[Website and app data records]
....

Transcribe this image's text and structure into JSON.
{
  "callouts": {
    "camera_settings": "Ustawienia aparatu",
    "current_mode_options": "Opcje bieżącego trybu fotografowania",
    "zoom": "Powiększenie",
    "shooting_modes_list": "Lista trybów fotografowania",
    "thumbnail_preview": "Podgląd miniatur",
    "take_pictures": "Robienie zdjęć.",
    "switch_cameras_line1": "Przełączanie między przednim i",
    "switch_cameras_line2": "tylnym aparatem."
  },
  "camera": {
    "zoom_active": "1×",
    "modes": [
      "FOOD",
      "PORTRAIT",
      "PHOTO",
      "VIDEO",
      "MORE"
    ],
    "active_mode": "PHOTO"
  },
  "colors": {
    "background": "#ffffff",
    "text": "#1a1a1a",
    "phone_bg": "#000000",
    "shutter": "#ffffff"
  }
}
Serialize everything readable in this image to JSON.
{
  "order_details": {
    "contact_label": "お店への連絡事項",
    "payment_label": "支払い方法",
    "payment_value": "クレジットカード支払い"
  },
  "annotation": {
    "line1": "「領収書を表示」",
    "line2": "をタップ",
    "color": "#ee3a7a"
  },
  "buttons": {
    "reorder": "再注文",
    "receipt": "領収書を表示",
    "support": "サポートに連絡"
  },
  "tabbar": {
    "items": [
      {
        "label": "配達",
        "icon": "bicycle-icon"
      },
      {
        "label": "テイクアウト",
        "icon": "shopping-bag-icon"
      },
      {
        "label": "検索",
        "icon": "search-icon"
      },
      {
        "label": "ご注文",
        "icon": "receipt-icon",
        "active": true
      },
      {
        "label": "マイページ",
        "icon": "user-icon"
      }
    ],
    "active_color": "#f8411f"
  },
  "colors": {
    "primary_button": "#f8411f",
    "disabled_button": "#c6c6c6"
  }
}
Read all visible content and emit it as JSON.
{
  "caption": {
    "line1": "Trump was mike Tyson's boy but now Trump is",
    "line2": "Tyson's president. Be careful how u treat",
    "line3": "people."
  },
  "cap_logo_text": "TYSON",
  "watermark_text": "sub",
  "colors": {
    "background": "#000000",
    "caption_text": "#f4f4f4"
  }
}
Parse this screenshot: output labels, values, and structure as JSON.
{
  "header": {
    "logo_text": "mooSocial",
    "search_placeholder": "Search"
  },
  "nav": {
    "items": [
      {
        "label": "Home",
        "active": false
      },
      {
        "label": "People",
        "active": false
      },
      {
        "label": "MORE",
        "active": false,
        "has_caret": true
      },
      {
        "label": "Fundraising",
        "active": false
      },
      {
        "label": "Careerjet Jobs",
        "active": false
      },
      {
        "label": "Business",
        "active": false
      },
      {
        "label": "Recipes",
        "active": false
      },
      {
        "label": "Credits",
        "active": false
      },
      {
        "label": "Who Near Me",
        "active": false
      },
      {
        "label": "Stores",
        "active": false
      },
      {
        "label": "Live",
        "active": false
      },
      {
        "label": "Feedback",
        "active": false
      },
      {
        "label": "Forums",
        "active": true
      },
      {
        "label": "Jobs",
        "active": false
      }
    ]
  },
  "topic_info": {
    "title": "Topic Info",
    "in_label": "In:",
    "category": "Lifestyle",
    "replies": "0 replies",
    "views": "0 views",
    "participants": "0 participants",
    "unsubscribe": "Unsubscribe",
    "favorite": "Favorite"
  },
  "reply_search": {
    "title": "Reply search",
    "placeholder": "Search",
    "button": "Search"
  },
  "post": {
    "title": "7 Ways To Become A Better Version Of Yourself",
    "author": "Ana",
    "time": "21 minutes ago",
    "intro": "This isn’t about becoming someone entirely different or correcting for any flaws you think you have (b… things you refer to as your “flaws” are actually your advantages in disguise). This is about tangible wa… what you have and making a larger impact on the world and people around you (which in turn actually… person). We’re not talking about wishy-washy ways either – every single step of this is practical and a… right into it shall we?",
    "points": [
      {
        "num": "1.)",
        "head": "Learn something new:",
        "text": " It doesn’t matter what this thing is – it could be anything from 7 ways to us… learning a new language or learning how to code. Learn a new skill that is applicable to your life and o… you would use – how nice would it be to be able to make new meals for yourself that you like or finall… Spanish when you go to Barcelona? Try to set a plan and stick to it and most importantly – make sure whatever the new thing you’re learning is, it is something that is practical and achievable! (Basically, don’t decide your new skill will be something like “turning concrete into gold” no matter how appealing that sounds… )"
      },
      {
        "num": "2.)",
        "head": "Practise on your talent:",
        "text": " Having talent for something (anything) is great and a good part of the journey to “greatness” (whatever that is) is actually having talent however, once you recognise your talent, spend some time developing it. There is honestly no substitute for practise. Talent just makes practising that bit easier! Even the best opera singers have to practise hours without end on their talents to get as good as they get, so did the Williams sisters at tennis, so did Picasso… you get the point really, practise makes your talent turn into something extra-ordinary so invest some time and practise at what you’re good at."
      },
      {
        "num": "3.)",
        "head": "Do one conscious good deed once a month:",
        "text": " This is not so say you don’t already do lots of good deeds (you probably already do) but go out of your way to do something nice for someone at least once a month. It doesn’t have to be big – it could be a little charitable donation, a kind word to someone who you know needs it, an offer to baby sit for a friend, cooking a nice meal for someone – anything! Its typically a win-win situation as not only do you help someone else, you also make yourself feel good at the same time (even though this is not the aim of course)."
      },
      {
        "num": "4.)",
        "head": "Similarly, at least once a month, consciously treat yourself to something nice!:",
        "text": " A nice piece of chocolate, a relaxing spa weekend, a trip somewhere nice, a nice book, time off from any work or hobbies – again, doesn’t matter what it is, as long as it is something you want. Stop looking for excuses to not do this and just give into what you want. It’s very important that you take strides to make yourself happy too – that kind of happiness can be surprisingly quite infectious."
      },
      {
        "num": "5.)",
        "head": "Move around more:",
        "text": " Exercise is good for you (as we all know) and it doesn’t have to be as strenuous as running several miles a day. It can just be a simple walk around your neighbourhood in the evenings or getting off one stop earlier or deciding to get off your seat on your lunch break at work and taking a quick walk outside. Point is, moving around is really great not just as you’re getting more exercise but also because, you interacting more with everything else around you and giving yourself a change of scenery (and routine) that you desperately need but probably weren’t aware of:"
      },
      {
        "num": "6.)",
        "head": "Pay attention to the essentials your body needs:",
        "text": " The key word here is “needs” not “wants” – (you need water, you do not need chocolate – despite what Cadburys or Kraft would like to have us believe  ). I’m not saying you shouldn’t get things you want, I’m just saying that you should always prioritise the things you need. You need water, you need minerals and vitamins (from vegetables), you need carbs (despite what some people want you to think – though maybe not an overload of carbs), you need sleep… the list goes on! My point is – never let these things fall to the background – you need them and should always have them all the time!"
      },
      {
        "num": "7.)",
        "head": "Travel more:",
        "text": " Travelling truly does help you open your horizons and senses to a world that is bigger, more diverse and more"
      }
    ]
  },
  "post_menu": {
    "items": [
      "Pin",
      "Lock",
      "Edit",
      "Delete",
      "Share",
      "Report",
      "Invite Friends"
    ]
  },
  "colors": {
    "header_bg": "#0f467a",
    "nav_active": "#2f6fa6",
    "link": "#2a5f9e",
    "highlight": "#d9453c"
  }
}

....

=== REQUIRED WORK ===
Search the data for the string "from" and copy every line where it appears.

=== EXPECTED ANSWER ===
        "text": " It doesn’t matter what this thing is – it could be anything from 7 ways to us… learning a new language or learning how to code. Learn a new skill that is applicable to your life and o… you would use – how nice would it be to be able to make new meals for yourself that you like or finall… Spanish when you go to Barcelona? Try to set a plan and stick to it and most importantly – make sure whatever the new thing you’re learning is, it is something that is practical and achievable! (Basically, don’t decide your new skill will be something like “turning concrete into gold” no matter how appealing that sounds… )"
        "text": " A nice piece of chocolate, a relaxing spa weekend, a trip somewhere nice, a nice book, time off from any work or hobbies – again, doesn’t matter what it is, as long as it is something you want. Stop looking for excuses to not do this and just give into what you want. It’s very important that you take strides to make yourself happy too – that kind of happiness can be surprisingly quite infectious."
        "text": " The key word here is “needs” not “wants” – (you need water, you do not need chocolate – despite what Cadburys or Kraft would like to have us believe  ). I’m not saying you shouldn’t get things you want, I’m just saying that you should always prioritise the things you need. You need water, you need minerals and vitamins (from vegetables), you need carbs (despite what some people want you to think – though maybe not an overload of carbs), you need sleep… the list goes on! My point is – never let these things fall to the background – you need them and should always have them all the time!"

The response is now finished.